Within minutes, Dapper Spider had spun a web of rhymes on his smartphone and unleashed his rap lyrics in the studio booth at the School of Environmental Studies. At age 16, Josh Groven, also known as the artist Dapper Spider, has signed a record deal with a label started by his fellow classmate, Emily Pauly.

Pauly, a 17-year-old senior at the school, formed Overtone Audio Productions with the support of the Rosemount-Apple Valley-Eagan school district last year, and the label has already gained traction.

Pauly’s artists are not singing about the School of Environmental Studies, a learning community for upperclassmen. They are singing about anything from relationships to not wanting to be like everyone else.

Pauly said she launched the label to give her peers a platform.

“We have so many creative kids in our district, especially in our high schools, that have so much talent,” she said. “People need an outlet and a way to be represented.”

So far, Pauly has signed six artists whose sounds feature down-tempo beats, jazz and even a ukulele. Three songs she posted from Overtone’s artists online have amassed more than 500 listens and 30 downloads.

“People can hear what we have to offer for free, and can download and listen to it wherever,” she said.

To join the label, students simply have to contact Pauly and put in an application. Students from all over the district can apply. Pauly is looking to sign an alternative rock band from Eastview High School.

Pauly is the only student studying music business in Jeremy Bartelt’s second-level music production class. She’s had to do all the work of starting a record label on her own, from social media to promotion to recruitment.

“It has been incredible for me to not only watch her grow ... and learn, but the reception she has gotten from students that want songs on the record label and are excited about it, is great,” he said.

Bartelt connected Pauly with the McNally Smith College of Music department head of music, Scott LeGere. With LeGere’s guidance, Pauly began her research on how and where students get their music. She found that her peers were turning to streaming services. LeGere encouraged Pauly to keep her label simple and take advantage of all the free tools and platforms to promote her artists.

“What you really need today is the courage to run with an idea and share it with other people, and have a little faith to see it through,” LeGere said.

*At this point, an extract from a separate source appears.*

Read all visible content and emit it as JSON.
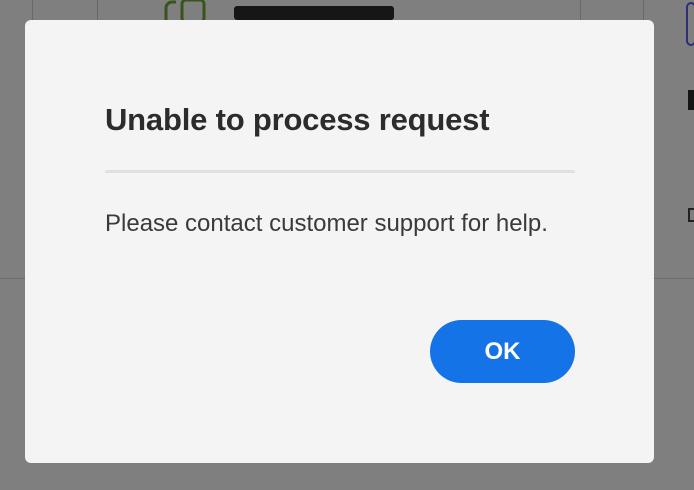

As of now, Pauly has three songs posted online from her artsiest artists. With additional funding through her class, Pauly hopes to add their music to streaming services like Sound Cloud or Apple Music. Pauly said it can cost about $100 a year to distribute to the multiple streaming platforms online.

Before getting her label off the ground, Pauly met with the assistant school district attorney, Peter Shaw, who advised Pauly on ownership of songs and parent permission. Pauly said she wants her artists to own the rights to their music.

“Nothing is legally binding,” Pauly said. “It is more of a hub or an outlet.”

Students have full creative freedom except for one caveat: no explicit content. Bartelt screens songs before Pauly publishes them online. The students don’t seem to mind. Groven said not swearing has allowed him to be more creative. Now, even his parents or his principal can listen to his raps.

Pauly has plans to sign more artists before the end of the school year and before she heads off to college. She’s undecided about whether to pass her project on to another student. Her artists and supporters are hopeful the district label will live on.